Recommended Shelf Lives and Storage Conditions

guidelines for maintaining product quality in storage and use


A Unique Approach to Labelling

ROMIL solvents, acids and reagents are manufactured to a very high degree of purity, so much so that impurities can become more apparent when compared with lesser ‘analytical’ grades. Indeed, it is this purity that allows today’s analysts to rapidly identify and determine components in their sample, without wasting time on resolving true sample signals from a background of reagent impurities.

But to maintain the original high degree of purity certain procedures should be observed with regard to storage and handling. For example, impurities can form due to thermal or photolytic decomposition as well as through formation of free radicals. Adverse reactions with atmospheric oxygen can produce dangerous peroxides and dryness can be degraded by contamination with atmospheric moisture. Effects of this kind differ from product to product and can be more noticeable over a period of time, especially when combining the sensitivity of modern analytical instrumentation with the very high purity of ROMIL laboratory products.

At ROMIL we minimise these problems by manufacturing and filling under an inert atmosphere of dry nitrogen. An ‘expiry date’ or ‘shelf life’ is established for each product in order to guarantee to users a certain period of time when the product will give optimum performance. Furthermore, our stock rotation policy ensures that only the freshest manufactured batches are released for sale thus prolonging the period of ‘useful life’. This means that when we supply a product with, for example, a 2 years shelf life it means exactly that. The shelf life has not been degraded, say, for 18 months, whilst sitting in our warehouse, leaving only 6 months for the customer to use it.

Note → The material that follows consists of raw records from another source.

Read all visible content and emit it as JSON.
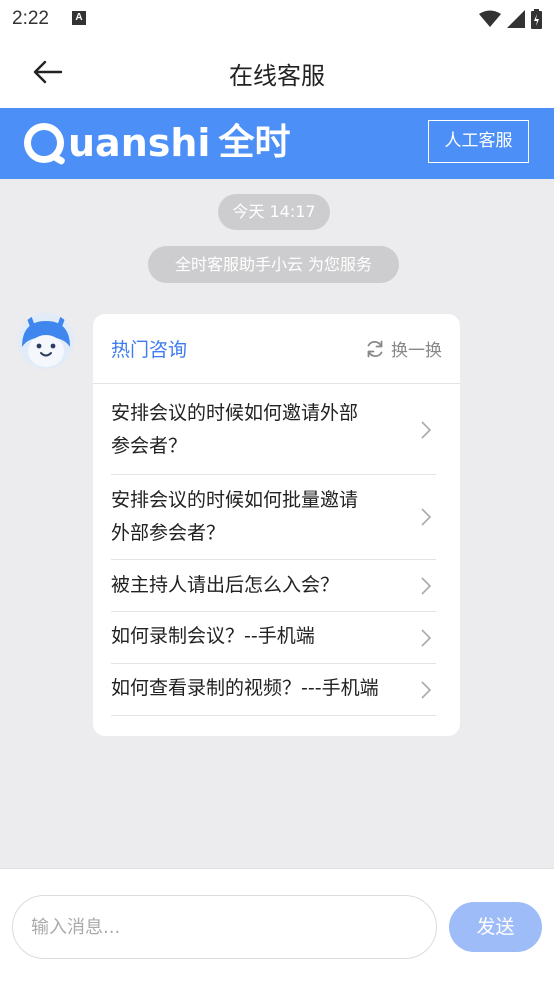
{
  "status_bar": {
    "time": "2:22",
    "notification_glyph": "A"
  },
  "nav": {
    "title": "在线客服",
    "back_icon": "arrow-left-icon"
  },
  "banner": {
    "brand_latin": "uanshi",
    "brand_cn": "全时",
    "human_service_label": "人工客服",
    "accent_color": "#4c8ff7"
  },
  "chat": {
    "time_label": "今天 14:17",
    "notice": "全时客服助手小云 为您服务",
    "card": {
      "title": "热门咨询",
      "refresh_label": "换一换",
      "questions": [
        {
          "line1": "安排会议的时候如何邀请外部",
          "line2": "参会者？"
        },
        {
          "line1": "安排会议的时候如何批量邀请",
          "line2": "外部参会者？"
        },
        {
          "line1": "被主持人请出后怎么入会？"
        },
        {
          "line1": "如何录制会议？--手机端"
        },
        {
          "line1": "如何查看录制的视频？---手机端"
        }
      ]
    }
  },
  "input_bar": {
    "placeholder": "输入消息...",
    "send_label": "发送"
  }
}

So to obtain the best performance from ROMIL products they should be used within the defined period of time and stored in such a way that minimises impurity build-up. To prevent contamination it is good practice to dispense from the container rather than withdraw product with pipettes or other glassware. Do not return unused material and always replace the original closure immediately after use. Partially-used bottles of solvents should be purged with dry nitrogen or other inert gas before replacing the cap in order to maintain the optimum UV transparency. Pack sizes should be chosen appropriate to the method. Whilst large containers may be suitable for HPLC gradients or for extraction prior to GC, smaller bottles are more suited to purely spectroscopic applications which consume much less solvent. Smaller pack sizes are also worth considering for those products which may deteriorate on atmospheric exposure.

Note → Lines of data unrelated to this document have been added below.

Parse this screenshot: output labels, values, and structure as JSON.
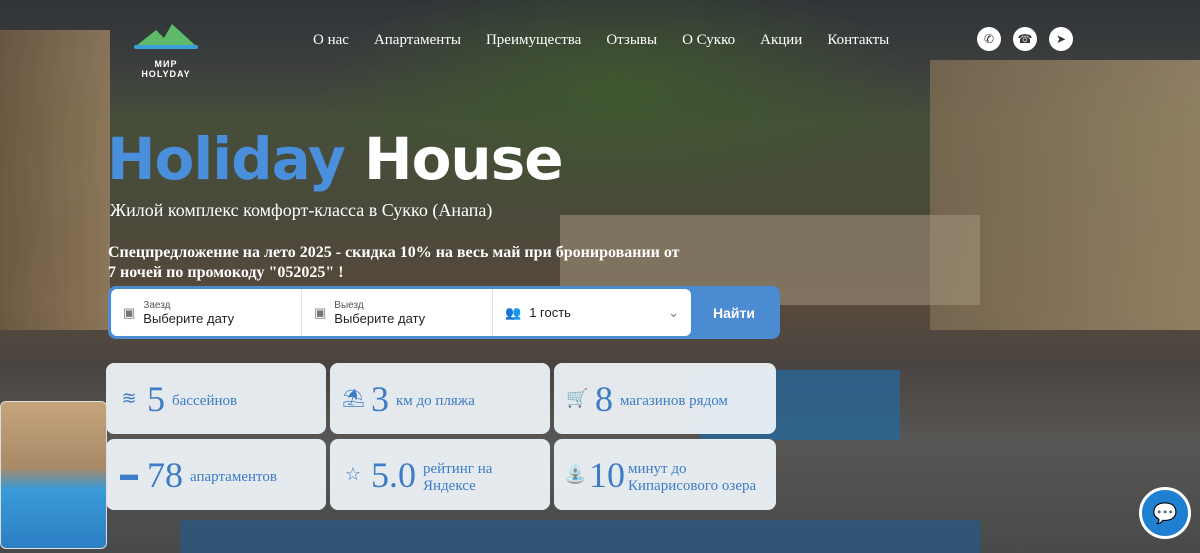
{
  "logo": {
    "text": "МИР HOLYDAY"
  },
  "nav": [
    "О нас",
    "Апартаменты",
    "Преимущества",
    "Отзывы",
    "О Сукко",
    "Акции",
    "Контакты"
  ],
  "social": [
    {
      "icon": "whatsapp-icon",
      "glyph": "✆"
    },
    {
      "icon": "phone-icon",
      "glyph": "☎"
    },
    {
      "icon": "telegram-icon",
      "glyph": "➤"
    }
  ],
  "hero": {
    "title_blue": "Holiday",
    "title_white": "House",
    "subtitle": "Жилой комплекс комфорт-класса в Сукко (Анапа)",
    "promo": "Спецпредложение на лето 2025 - скидка 10% на весь май при бронировании от 7 ночей по промокоду \"052025\" !"
  },
  "search": {
    "checkin_label": "Заезд",
    "checkin_value": "Выберите дату",
    "checkout_label": "Выезд",
    "checkout_value": "Выберите дату",
    "guests": "1 гость",
    "button": "Найти"
  },
  "features": [
    {
      "icon": "swimmer-icon",
      "glyph": "≋",
      "num": "5",
      "label": "бассейнов"
    },
    {
      "icon": "beach-umbrella-icon",
      "glyph": "⛱",
      "num": "3",
      "label": "км до пляжа"
    },
    {
      "icon": "cart-icon",
      "glyph": "🛒",
      "num": "8",
      "label": "магазинов рядом"
    },
    {
      "icon": "bed-icon",
      "glyph": "▬",
      "num": "78",
      "label": "апартаментов"
    },
    {
      "icon": "star-icon",
      "glyph": "☆",
      "num": "5.0",
      "label": "рейтинг на Яндексе"
    },
    {
      "icon": "lake-icon",
      "glyph": "⛲",
      "num": "10",
      "label": "минут до Кипарисового озера"
    }
  ],
  "colors": {
    "accent": "#4a8bd2",
    "text_blue": "#3d7cc6"
  }
}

Certified reference solutions and volumetric reagents should be gently shaken before use to maintain homogeneity which can be degraded due to water condensation on the inner surface of the container. This will also address striaition effects which may develop on long term storage.

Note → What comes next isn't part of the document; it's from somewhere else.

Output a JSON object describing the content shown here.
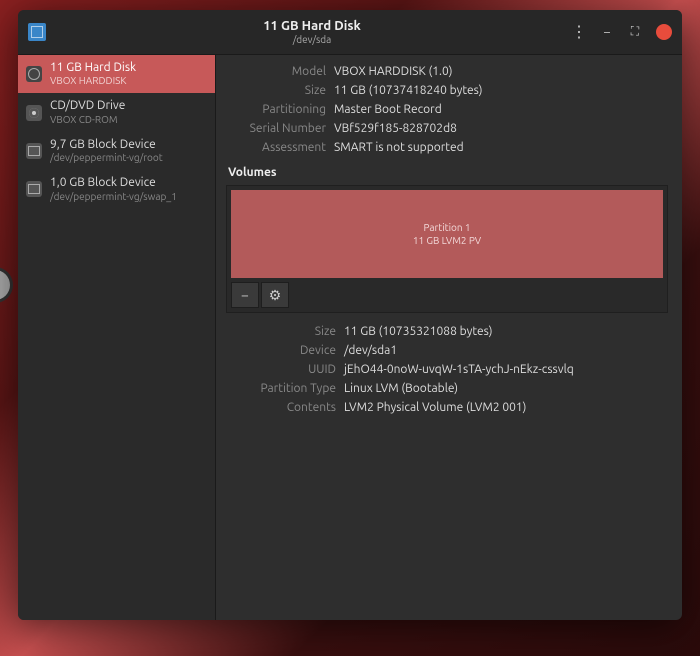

We recommend that products are kept in a cool and dry place, preferably in the dark and certainly out of direct sunlight. The solvent or acid cupboard below the laboratory bench is ideal and indeed modern safety regulations require that such chemicals are stored in appropriate cupboards whilst not in use. Long-term exposure to excessively warm temperatures should be avoided. In general, a comfortable ambient room temperature (15-25°C) for laboratory personnel is fine for most products but where special storage conditions are required, such as refrigeration, this is stated on the label.

Information regarding stability and storage of reagents is an integral requirement of modern Good Laboratory Practice (GLP) and ISO 17025 management. These quality systems are designed to ensure that data from laboratory studies is both reliable and reproducible. All ROMIL bottles carry a batch number for unique identification purposes and to help customers comply with GLP requirements our labels also bear the following additional information on stability and storage:

'Stable' materials
  • date of QC test
  • recommended expiry date or shelf life
  • special storage conditions, if any
  • a space for recording the date opened
Relatively 'unstable' materialsIn addition to the above, the following information is given for products which may deteriorate faster after the container seal is opened:

  • recommended expiry date or shelf life (after opening)

Note that the shorter shelf life after opening must run within the unopened period otherwise it should be reduced accordingly. For example, if the recommended expiry after opening is 3 months then if the bottle is opened, say, 2 months from the expiry date, then the expiry after opening is reduced to 2 months.

It is not to be assumed that products suddenly become unuseable after the expiry date. Rather, the user should make a judgement based on knowledge and experience as to whether the product can continue to be used for the technique in mind. One way to do this would be to re-test the key purity parameters as defined on the label or specified in a written method. Record the results in the laboratory journal and annotate the product label. But even so, a high purity solvent or acid should still be suitable for less demanding applications beyond its recommended shelf life.

We are proud that ROMIL, during the mid 1980s, were the first to introduce such an enhancement to the labelling of laboratory chemicals. Whilst this has now become an industry standard requirement, the clarity of the ROMIL approach and system of shelf life control continues to far exceed all others.